1.6 11 steps to something better
by William Bickerstaff
Whilst a strong strategic vision is important for any organisation wanting to respond to the environmental agenda, practical steps are also important in terms of design and communications. Here OPX Creative Director William Bickerstaff provides some thoughts on sustainable design, green ink and being brave…
Twenty years after the internet and the paperless office, print is still a primary method of communicating your company's messages to its audiences. But even in a more sustainable world commissioning print still can mean the destruction of forests, chemical pollution, landfill and added transportation impact. Accepting this fundamental conflict (and before you just accept that there is nothing you can do so why bother), you could do worse than consider these 11 points to help you deliver something better…
1. Do you need a printed item at all?
In many instances the answer will be yes. Print is physical, confrontational, convenient, and understood by your audiences. The web requires you to go and find it. However, splitting content (some on-paper, some on-line) can mean less emphasis, cost and production spent on the printed item, and drive people to that website you spent all that money on!
2. Make green a part of the brief
Make sure that your agency knows that sustainability is important to your organisation, and that you expect green to be an integral part of the solution, not a last minute add-on.
3. Don't be the one…

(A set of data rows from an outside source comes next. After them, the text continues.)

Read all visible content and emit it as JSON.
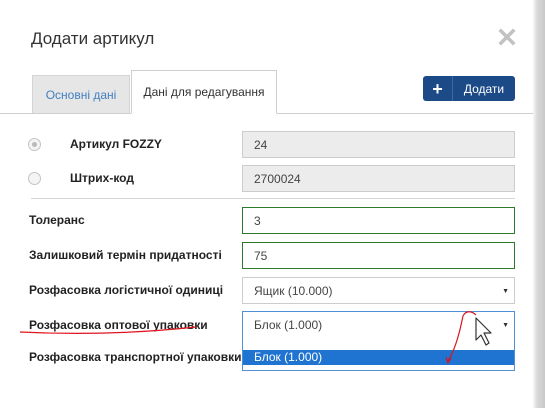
{
  "dialog": {
    "title": "Додати артикул"
  },
  "tabs": [
    {
      "label": "Основні дані"
    },
    {
      "label": "Дані для редагування"
    }
  ],
  "add_button": {
    "label": "Додати"
  },
  "identifiers": {
    "article": {
      "label": "Артикул FOZZY",
      "value": "24",
      "selected": true
    },
    "barcode": {
      "label": "Штрих-код",
      "value": "2700024",
      "selected": false
    }
  },
  "fields": {
    "tolerance": {
      "label": "Толеранс",
      "value": "3"
    },
    "shelf_life": {
      "label": "Залишковий термін придатності",
      "value": "75"
    },
    "logistic_pack": {
      "label": "Розфасовка логістичної одиниці",
      "value": "Ящик (10.000)"
    },
    "wholesale_pack": {
      "label": "Розфасовка оптової упаковки",
      "value": "Блок (1.000)",
      "options": [
        "Блок (1.000)"
      ]
    },
    "transport_pack": {
      "label": "Розфасовка транспортної упаковки"
    }
  },
  "colors": {
    "primary": "#1b4a86",
    "tab_link": "#3f7fc1",
    "valid_border": "#2d7a2d",
    "option_highlight": "#1e74d0",
    "annotation": "#e0141e"
  }
}
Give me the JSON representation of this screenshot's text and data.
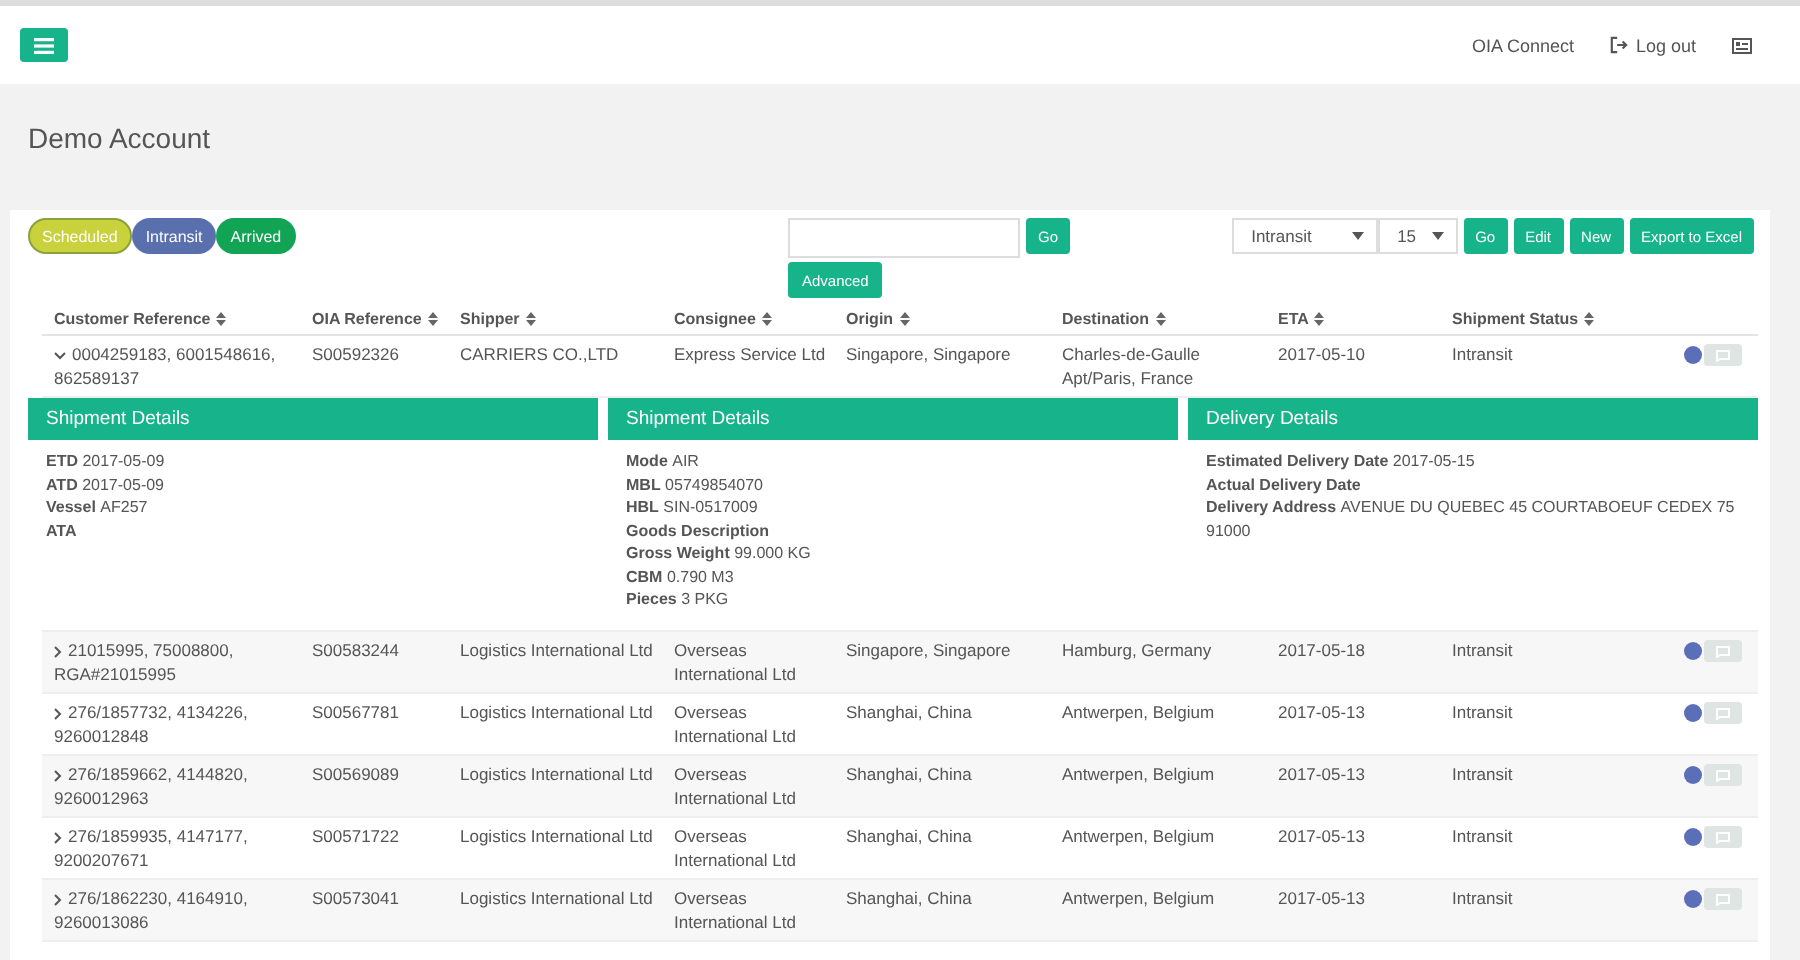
{
  "navbar": {
    "links": [
      "OIA Connect",
      "Log out"
    ]
  },
  "page_title": "Demo Account",
  "status_filters": [
    {
      "label": "Scheduled",
      "kind": "scheduled",
      "selected": true
    },
    {
      "label": "Intransit",
      "kind": "intransit",
      "selected": false
    },
    {
      "label": "Arrived",
      "kind": "arrived",
      "selected": false
    }
  ],
  "search": {
    "buttons": [
      "Go",
      "Advanced"
    ]
  },
  "status_select": {
    "value": "Intransit"
  },
  "page_size_select": {
    "value": "15"
  },
  "actions": [
    "Go",
    "Edit",
    "New",
    "Export to Excel"
  ],
  "table": {
    "columns": [
      "Customer Reference",
      "OIA Reference",
      "Shipper",
      "Consignee",
      "Origin",
      "Destination",
      "ETA",
      "Shipment Status"
    ],
    "rows": [
      {
        "expanded": true,
        "cells": [
          "0004259183, 6001548616, 862589137",
          "S00592326",
          "CARRIERS CO.,LTD",
          "Express Service Ltd",
          "Singapore, Singapore",
          "Charles-de-Gaulle Apt/Paris, France",
          "2017-05-10",
          "Intransit"
        ],
        "details": [
          {
            "title": "Shipment Details",
            "fields": [
              {
                "label": "ETD",
                "value": "2017-05-09"
              },
              {
                "label": "ATD",
                "value": "2017-05-09"
              },
              {
                "label": "Vessel",
                "value": "AF257"
              },
              {
                "label": "ATA"
              }
            ]
          },
          {
            "title": "Shipment Details",
            "fields": [
              {
                "label": "Mode",
                "value": "AIR"
              },
              {
                "label": "MBL",
                "value": "05749854070"
              },
              {
                "label": "HBL",
                "value": "SIN-0517009"
              },
              {
                "label": "Goods Description"
              },
              {
                "label": "Gross Weight",
                "value": "99.000 KG"
              },
              {
                "label": "CBM",
                "value": "0.790 M3"
              },
              {
                "label": "Pieces",
                "value": "3 PKG"
              }
            ]
          },
          {
            "title": "Delivery Details",
            "fields": [
              {
                "label": "Estimated Delivery Date",
                "value": "2017-05-15"
              },
              {
                "label": "Actual Delivery Date"
              },
              {
                "label": "Delivery Address",
                "value": "AVENUE DU QUEBEC 45 COURTABOEUF CEDEX 75 91000"
              }
            ]
          }
        ]
      },
      {
        "expanded": false,
        "cells": [
          "21015995, 75008800, RGA#21015995",
          "S00583244",
          "Logistics International Ltd",
          "Overseas International Ltd",
          "Singapore, Singapore",
          "Hamburg, Germany",
          "2017-05-18",
          "Intransit"
        ]
      },
      {
        "expanded": false,
        "cells": [
          "276/1857732, 4134226, 9260012848",
          "S00567781",
          "Logistics International Ltd",
          "Overseas International Ltd",
          "Shanghai, China",
          "Antwerpen, Belgium",
          "2017-05-13",
          "Intransit"
        ]
      },
      {
        "expanded": false,
        "cells": [
          "276/1859662, 4144820, 9260012963",
          "S00569089",
          "Logistics International Ltd",
          "Overseas International Ltd",
          "Shanghai, China",
          "Antwerpen, Belgium",
          "2017-05-13",
          "Intransit"
        ]
      },
      {
        "expanded": false,
        "cells": [
          "276/1859935, 4147177, 9200207671",
          "S00571722",
          "Logistics International Ltd",
          "Overseas International Ltd",
          "Shanghai, China",
          "Antwerpen, Belgium",
          "2017-05-13",
          "Intransit"
        ]
      },
      {
        "expanded": false,
        "cells": [
          "276/1862230, 4164910, 9260013086",
          "S00573041",
          "Logistics International Ltd",
          "Overseas International Ltd",
          "Shanghai, China",
          "Antwerpen, Belgium",
          "2017-05-13",
          "Intransit"
        ]
      }
    ]
  }
}
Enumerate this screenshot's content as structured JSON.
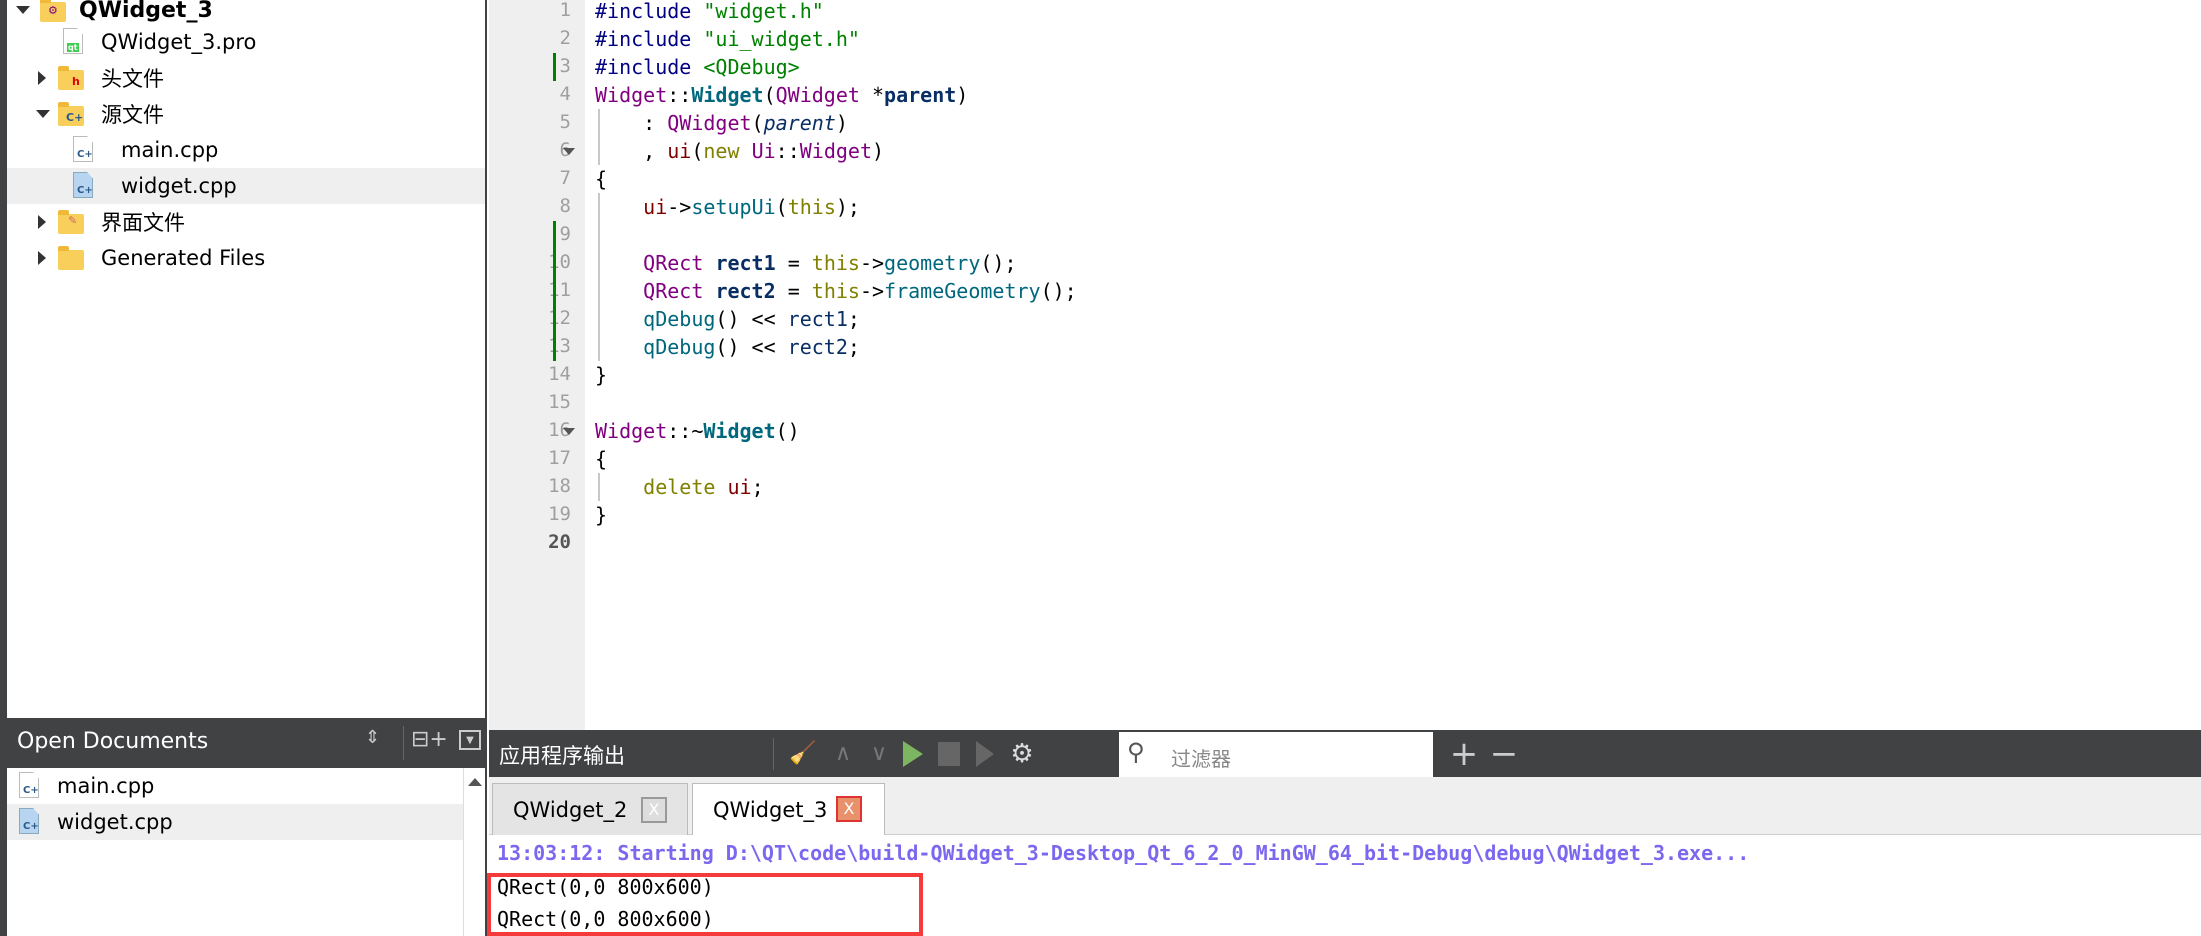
{
  "project_tree": {
    "project": "QWidget_3",
    "items": [
      {
        "label": "QWidget_3.pro",
        "icon": "qt-pro-file-icon"
      },
      {
        "label": "头文件",
        "icon": "header-folder-icon",
        "expanded": false
      },
      {
        "label": "源文件",
        "icon": "source-folder-icon",
        "expanded": true
      },
      {
        "label": "main.cpp",
        "icon": "cpp-file-icon"
      },
      {
        "label": "widget.cpp",
        "icon": "cpp-file-icon",
        "selected": true
      },
      {
        "label": "界面文件",
        "icon": "forms-folder-icon",
        "expanded": false
      },
      {
        "label": "Generated Files",
        "icon": "folder-icon",
        "expanded": false
      }
    ]
  },
  "open_documents": {
    "title": "Open Documents",
    "items": [
      {
        "label": "main.cpp"
      },
      {
        "label": "widget.cpp",
        "selected": true
      }
    ]
  },
  "editor": {
    "line_numbers": [
      "1",
      "2",
      "3",
      "4",
      "5",
      "6",
      "7",
      "8",
      "9",
      "10",
      "11",
      "12",
      "13",
      "14",
      "15",
      "16",
      "17",
      "18",
      "19",
      "20"
    ],
    "lines": [
      [
        [
          "#include ",
          "pp"
        ],
        [
          "\"widget.h\"",
          "str"
        ]
      ],
      [
        [
          "#include ",
          "pp"
        ],
        [
          "\"ui_widget.h\"",
          "str"
        ]
      ],
      [
        [
          "#include ",
          "pp"
        ],
        [
          "<QDebug>",
          "str"
        ]
      ],
      [
        [
          "Widget",
          "ty"
        ],
        [
          "::",
          ""
        ],
        [
          "Widget",
          "fn"
        ],
        [
          "(",
          ""
        ],
        [
          "QWidget",
          "ty"
        ],
        [
          " *",
          ""
        ],
        [
          "parent",
          "par"
        ],
        [
          ")",
          ""
        ]
      ],
      [
        [
          "    : ",
          ""
        ],
        [
          "QWidget",
          "ty"
        ],
        [
          "(",
          ""
        ],
        [
          "parent",
          "pit"
        ],
        [
          ")",
          ""
        ]
      ],
      [
        [
          "    , ",
          ""
        ],
        [
          "ui",
          "mem"
        ],
        [
          "(",
          ""
        ],
        [
          "new",
          "kw"
        ],
        [
          " ",
          ""
        ],
        [
          "Ui",
          "ty"
        ],
        [
          "::",
          ""
        ],
        [
          "Widget",
          "ty"
        ],
        [
          ")",
          ""
        ]
      ],
      [
        [
          "{",
          ""
        ]
      ],
      [
        [
          "    ",
          ""
        ],
        [
          "ui",
          "mem"
        ],
        [
          "->",
          ""
        ],
        [
          "setupUi",
          "call"
        ],
        [
          "(",
          ""
        ],
        [
          "this",
          "kw"
        ],
        [
          ");",
          ""
        ]
      ],
      [],
      [
        [
          "    ",
          ""
        ],
        [
          "QRect",
          "ty"
        ],
        [
          " ",
          ""
        ],
        [
          "rect1",
          "var"
        ],
        [
          " = ",
          ""
        ],
        [
          "this",
          "kw"
        ],
        [
          "->",
          ""
        ],
        [
          "geometry",
          "call"
        ],
        [
          "();",
          ""
        ]
      ],
      [
        [
          "    ",
          ""
        ],
        [
          "QRect",
          "ty"
        ],
        [
          " ",
          ""
        ],
        [
          "rect2",
          "var"
        ],
        [
          " = ",
          ""
        ],
        [
          "this",
          "kw"
        ],
        [
          "->",
          ""
        ],
        [
          "frameGeometry",
          "call"
        ],
        [
          "();",
          ""
        ]
      ],
      [
        [
          "    ",
          ""
        ],
        [
          "qDebug",
          "call"
        ],
        [
          "() << ",
          ""
        ],
        [
          "rect1",
          "lv"
        ],
        [
          ";",
          ""
        ]
      ],
      [
        [
          "    ",
          ""
        ],
        [
          "qDebug",
          "call"
        ],
        [
          "() << ",
          ""
        ],
        [
          "rect2",
          "lv"
        ],
        [
          ";",
          ""
        ]
      ],
      [
        [
          "}",
          ""
        ]
      ],
      [],
      [
        [
          "Widget",
          "ty"
        ],
        [
          "::~",
          ""
        ],
        [
          "Widget",
          "fn"
        ],
        [
          "()",
          ""
        ]
      ],
      [
        [
          "{",
          ""
        ]
      ],
      [
        [
          "    ",
          ""
        ],
        [
          "delete",
          "kw"
        ],
        [
          " ",
          ""
        ],
        [
          "ui",
          "mem"
        ],
        [
          ";",
          ""
        ]
      ],
      [
        [
          "}",
          ""
        ]
      ],
      []
    ]
  },
  "output": {
    "title": "应用程序输出",
    "filter_placeholder": "过滤器",
    "tabs": [
      {
        "label": "QWidget_2",
        "active": false
      },
      {
        "label": "QWidget_3",
        "active": true
      }
    ],
    "close_glyph": "X",
    "lines": [
      "13:03:12: Starting D:\\QT\\code\\build-QWidget_3-Desktop_Qt_6_2_0_MinGW_64_bit-Debug\\debug\\QWidget_3.exe...",
      "QRect(0,0 800x600)",
      "QRect(0,0 800x600)"
    ],
    "start_color": "#7b68ee",
    "highlight_color": "#f43a3a"
  }
}
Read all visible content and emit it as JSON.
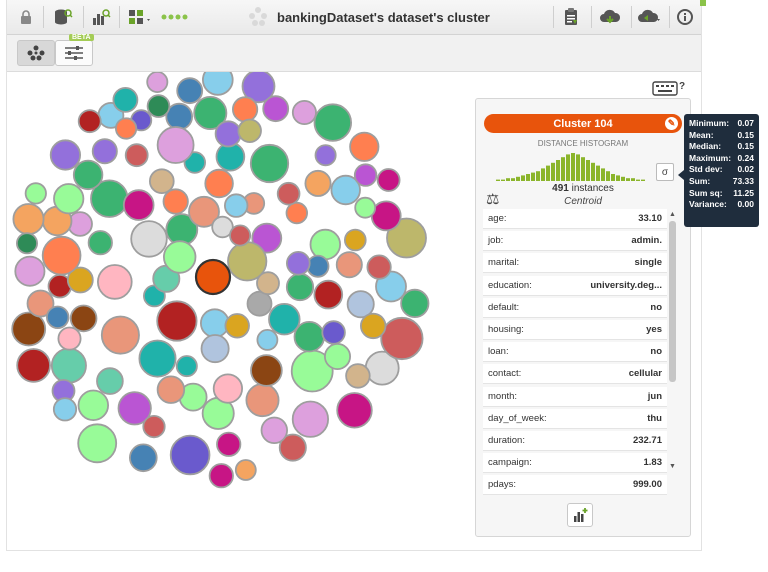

Don't be the client who only sees a designer complicating things by trying to find a solution that is greener. Recycled paper or waterless printing can cost a little more but that difference is becoming smaller all the time, as clients and designers demand more sustainable products and processes. Printing sustainably really is an 'easy-win' if good environmental practice is important to you.
4. Change expectations
Smooth and shiny no longer necessarily means professional. If we all insist on this unrealistic and outdated interpretation of 'quality' then we are doomed to keep specifying high white, ultra smooth papers produced with high levels of chemicals and covered in plastic laminates and varnishes. A new professional aesthetic will allow us all to avoid these 'environmental car crashes' and deliver something more appropriate for a post-Stern Report age.
5. Less is more (and cheaper)
Say it with less colours, lighter paper and fewer pages. It will be cheaper to design, produce and deliver. It may also save a woodpecker or two.
6. Improving attitudes
Print production will almost certainly have the biggest environmental impact on your marketing activities. However, in the government's Envirowise Attitudes 2000 survey, the print industry came bottom of the list in terms of the number of firms which had adopted environmental policies (although we believe that's changing). Help improve this figure by only using printers with ISO 14001, EMAS, Green Mark, BPIF Environmental Assessment Scheme, or the FSC Chain of Custody accreditation. If they haven't got any of these, shop elsewhere.
7. Green plant
Look for waterless or low-alcohol presses that use less solvents. Also aim to print on a press that can run your job in one pass, avoiding more 'make-ready' waste, more energy and more chemicals. Vegetable-oil based inks (usually soya) are a must and should be insisted on (they shouldn't add cost). The very best printers are starting to run their presses using renewable energy – hopefully more will follow.
8. Say it with digital
Digital print is very efficient for smaller quantities with less paper waste and no resource-depleting aluminum plates. Digital also enables individual brochures to be tailored to, say, include a persons name. Given that direct mail with this personal touch get a 60% higher response rate than without, it means you can print less in the first place.
9. Paper is a tree. Duh.
Forget what you may have heard or read, all major environmental agencies agree that using recycled paper is preferable to paper that is created from pure 'virgin-pulp'. Quality and choice of recycled papers is improving all the time. Paper that is part-recycled is also a strong option, particularly if the recycled source is post-consumer waste. Insist that paper is 'Elemental Chloride Free' and if it contains virgin pulp, demand that it is from a FSC (Forestry Stewardship Council) source.
10. Buy local
Just as you shouldn't buy a strawberry in mid-winter that has been jetted half way round the world, don't print materials in Bristol if you need them in Glasgow – it could help save the planet and save you sitting in traffic on the M6 next week!
11. Be brave
Change is by its very nature uncomfortable, but anybody who expects a different result by doing the same thing every time is foolish. We all admire the brave work that we see – the stuff that pushes boundaries and wins awards. That could be you and thinking green could be the catalyst.